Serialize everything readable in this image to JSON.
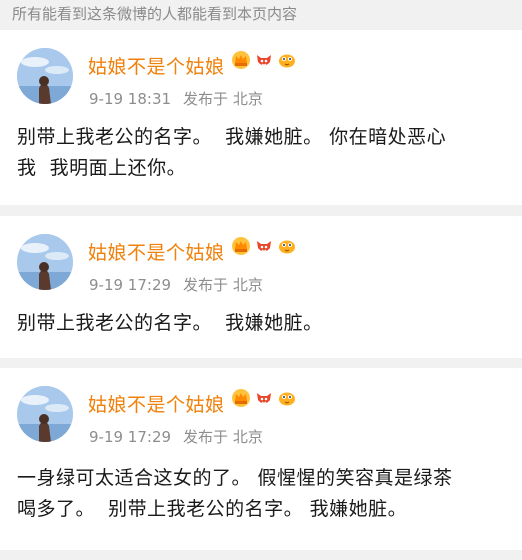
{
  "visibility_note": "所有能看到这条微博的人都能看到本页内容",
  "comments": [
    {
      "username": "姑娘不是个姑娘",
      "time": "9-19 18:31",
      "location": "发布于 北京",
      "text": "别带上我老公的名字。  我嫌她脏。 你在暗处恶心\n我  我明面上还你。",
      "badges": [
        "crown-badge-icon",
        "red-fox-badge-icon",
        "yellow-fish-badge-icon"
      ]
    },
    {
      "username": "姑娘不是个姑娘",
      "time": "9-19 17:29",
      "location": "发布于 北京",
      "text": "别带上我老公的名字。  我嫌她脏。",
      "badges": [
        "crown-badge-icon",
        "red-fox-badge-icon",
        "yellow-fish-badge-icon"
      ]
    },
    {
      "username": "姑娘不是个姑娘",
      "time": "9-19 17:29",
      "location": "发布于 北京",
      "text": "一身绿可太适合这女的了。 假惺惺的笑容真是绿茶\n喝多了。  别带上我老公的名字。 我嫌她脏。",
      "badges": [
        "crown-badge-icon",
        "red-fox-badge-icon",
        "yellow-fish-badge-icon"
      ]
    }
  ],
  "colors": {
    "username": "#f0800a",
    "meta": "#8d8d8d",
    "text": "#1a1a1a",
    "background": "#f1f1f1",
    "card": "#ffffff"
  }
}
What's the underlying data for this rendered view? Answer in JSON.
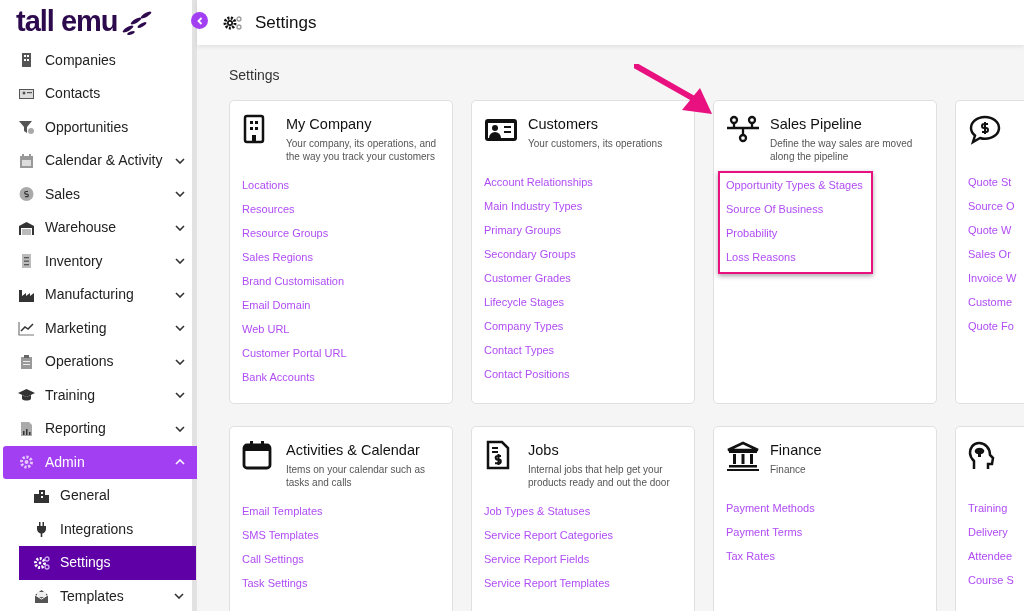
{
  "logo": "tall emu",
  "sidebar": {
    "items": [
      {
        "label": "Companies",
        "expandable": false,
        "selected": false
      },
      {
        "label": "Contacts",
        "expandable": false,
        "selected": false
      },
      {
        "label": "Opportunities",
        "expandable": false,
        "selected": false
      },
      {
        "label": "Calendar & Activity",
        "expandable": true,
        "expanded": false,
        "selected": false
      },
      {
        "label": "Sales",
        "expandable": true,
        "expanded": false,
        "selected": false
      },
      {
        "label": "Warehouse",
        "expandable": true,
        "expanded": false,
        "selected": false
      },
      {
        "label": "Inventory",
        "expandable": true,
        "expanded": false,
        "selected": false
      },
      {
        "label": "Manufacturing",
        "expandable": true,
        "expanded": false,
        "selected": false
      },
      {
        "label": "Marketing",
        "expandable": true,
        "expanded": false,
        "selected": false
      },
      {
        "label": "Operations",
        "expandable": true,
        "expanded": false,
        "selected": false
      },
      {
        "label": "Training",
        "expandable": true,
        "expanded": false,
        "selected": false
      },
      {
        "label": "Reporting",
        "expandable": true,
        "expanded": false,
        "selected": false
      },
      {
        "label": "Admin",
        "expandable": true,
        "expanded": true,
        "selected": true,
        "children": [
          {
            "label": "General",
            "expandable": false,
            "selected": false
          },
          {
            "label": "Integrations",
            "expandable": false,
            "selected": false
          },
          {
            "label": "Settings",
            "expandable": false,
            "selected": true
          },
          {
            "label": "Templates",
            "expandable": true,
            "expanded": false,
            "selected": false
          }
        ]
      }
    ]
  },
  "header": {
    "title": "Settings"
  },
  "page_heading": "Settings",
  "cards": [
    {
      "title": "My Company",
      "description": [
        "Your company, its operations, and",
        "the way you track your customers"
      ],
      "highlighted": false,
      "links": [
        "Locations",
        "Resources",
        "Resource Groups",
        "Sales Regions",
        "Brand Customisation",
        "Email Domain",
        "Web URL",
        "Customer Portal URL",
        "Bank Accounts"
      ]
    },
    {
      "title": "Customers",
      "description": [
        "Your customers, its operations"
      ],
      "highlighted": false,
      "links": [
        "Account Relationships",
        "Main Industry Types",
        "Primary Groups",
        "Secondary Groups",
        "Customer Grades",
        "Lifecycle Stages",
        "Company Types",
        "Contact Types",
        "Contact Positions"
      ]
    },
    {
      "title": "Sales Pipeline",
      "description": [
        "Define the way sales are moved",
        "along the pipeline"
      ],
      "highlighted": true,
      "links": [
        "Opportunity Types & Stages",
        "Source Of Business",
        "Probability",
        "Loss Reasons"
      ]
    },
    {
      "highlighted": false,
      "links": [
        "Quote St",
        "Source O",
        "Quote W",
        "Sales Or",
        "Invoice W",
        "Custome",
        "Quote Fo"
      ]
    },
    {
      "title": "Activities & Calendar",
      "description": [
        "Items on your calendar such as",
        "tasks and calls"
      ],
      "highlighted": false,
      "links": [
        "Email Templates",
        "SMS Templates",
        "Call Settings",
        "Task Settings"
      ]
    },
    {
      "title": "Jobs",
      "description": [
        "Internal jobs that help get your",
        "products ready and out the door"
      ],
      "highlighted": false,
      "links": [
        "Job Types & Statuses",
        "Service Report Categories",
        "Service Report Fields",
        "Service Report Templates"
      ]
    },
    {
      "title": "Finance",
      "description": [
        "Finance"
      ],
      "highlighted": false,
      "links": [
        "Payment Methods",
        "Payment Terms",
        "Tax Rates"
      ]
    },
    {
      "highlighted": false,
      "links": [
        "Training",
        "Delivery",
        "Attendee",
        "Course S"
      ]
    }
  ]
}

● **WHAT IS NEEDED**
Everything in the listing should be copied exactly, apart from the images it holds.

● **WRITTEN RESPONSE**
Serialize everything readable in this image to JSON.
{
  "visibility_note": "所有能看到这条微博的人都能看到本页内容",
  "comments": [
    {
      "username": "姑娘不是个姑娘",
      "time": "9-19 18:31",
      "location": "发布于 北京",
      "text": "别带上我老公的名字。  我嫌她脏。 你在暗处恶心\n我  我明面上还你。",
      "badges": [
        "crown-badge-icon",
        "red-fox-badge-icon",
        "yellow-fish-badge-icon"
      ]
    },
    {
      "username": "姑娘不是个姑娘",
      "time": "9-19 17:29",
      "location": "发布于 北京",
      "text": "别带上我老公的名字。  我嫌她脏。",
      "badges": [
        "crown-badge-icon",
        "red-fox-badge-icon",
        "yellow-fish-badge-icon"
      ]
    },
    {
      "username": "姑娘不是个姑娘",
      "time": "9-19 17:29",
      "location": "发布于 北京",
      "text": "一身绿可太适合这女的了。 假惺惺的笑容真是绿茶\n喝多了。  别带上我老公的名字。 我嫌她脏。",
      "badges": [
        "crown-badge-icon",
        "red-fox-badge-icon",
        "yellow-fish-badge-icon"
      ]
    }
  ],
  "colors": {
    "username": "#f0800a",
    "meta": "#8d8d8d",
    "text": "#1a1a1a",
    "background": "#f1f1f1",
    "card": "#ffffff"
  }
}
What's the underlying data for this rendered view? Answer in JSON.
{
  "logo": "tall emu",
  "sidebar": {
    "items": [
      {
        "label": "Companies",
        "expandable": false,
        "selected": false
      },
      {
        "label": "Contacts",
        "expandable": false,
        "selected": false
      },
      {
        "label": "Opportunities",
        "expandable": false,
        "selected": false
      },
      {
        "label": "Calendar & Activity",
        "expandable": true,
        "expanded": false,
        "selected": false
      },
      {
        "label": "Sales",
        "expandable": true,
        "expanded": false,
        "selected": false
      },
      {
        "label": "Warehouse",
        "expandable": true,
        "expanded": false,
        "selected": false
      },
      {
        "label": "Inventory",
        "expandable": true,
        "expanded": false,
        "selected": false
      },
      {
        "label": "Manufacturing",
        "expandable": true,
        "expanded": false,
        "selected": false
      },
      {
        "label": "Marketing",
        "expandable": true,
        "expanded": false,
        "selected": false
      },
      {
        "label": "Operations",
        "expandable": true,
        "expanded": false,
        "selected": false
      },
      {
        "label": "Training",
        "expandable": true,
        "expanded": false,
        "selected": false
      },
      {
        "label": "Reporting",
        "expandable": true,
        "expanded": false,
        "selected": false
      },
      {
        "label": "Admin",
        "expandable": true,
        "expanded": true,
        "selected": true,
        "children": [
          {
            "label": "General",
            "expandable": false,
            "selected": false
          },
          {
            "label": "Integrations",
            "expandable": false,
            "selected": false
          },
          {
            "label": "Settings",
            "expandable": false,
            "selected": true
          },
          {
            "label": "Templates",
            "expandable": true,
            "expanded": false,
            "selected": false
          }
        ]
      }
    ]
  },
  "header": {
    "title": "Settings"
  },
  "page_heading": "Settings",
  "cards": [
    {
      "title": "My Company",
      "description": [
        "Your company, its operations, and",
        "the way you track your customers"
      ],
      "highlighted": false,
      "links": [
        "Locations",
        "Resources",
        "Resource Groups",
        "Sales Regions",
        "Brand Customisation",
        "Email Domain",
        "Web URL",
        "Customer Portal URL",
        "Bank Accounts"
      ]
    },
    {
      "title": "Customers",
      "description": [
        "Your customers, its operations"
      ],
      "highlighted": false,
      "links": [
        "Account Relationships",
        "Main Industry Types",
        "Primary Groups",
        "Secondary Groups",
        "Customer Grades",
        "Lifecycle Stages",
        "Company Types",
        "Contact Types",
        "Contact Positions"
      ]
    },
    {
      "title": "Sales Pipeline",
      "description": [
        "Define the way sales are moved",
        "along the pipeline"
      ],
      "highlighted": true,
      "links": [
        "Opportunity Types & Stages",
        "Source Of Business",
        "Probability",
        "Loss Reasons"
      ]
    },
    {
      "highlighted": false,
      "links": [
        "Quote St",
        "Source O",
        "Quote W",
        "Sales Or",
        "Invoice W",
        "Custome",
        "Quote Fo"
      ]
    },
    {
      "title": "Activities & Calendar",
      "description": [
        "Items on your calendar such as",
        "tasks and calls"
      ],
      "highlighted": false,
      "links": [
        "Email Templates",
        "SMS Templates",
        "Call Settings",
        "Task Settings"
      ]
    },
    {
      "title": "Jobs",
      "description": [
        "Internal jobs that help get your",
        "products ready and out the door"
      ],
      "highlighted": false,
      "links": [
        "Job Types & Statuses",
        "Service Report Categories",
        "Service Report Fields",
        "Service Report Templates"
      ]
    },
    {
      "title": "Finance",
      "description": [
        "Finance"
      ],
      "highlighted": false,
      "links": [
        "Payment Methods",
        "Payment Terms",
        "Tax Rates"
      ]
    },
    {
      "highlighted": false,
      "links": [
        "Training",
        "Delivery",
        "Attendee",
        "Course S"
      ]
    }
  ]
}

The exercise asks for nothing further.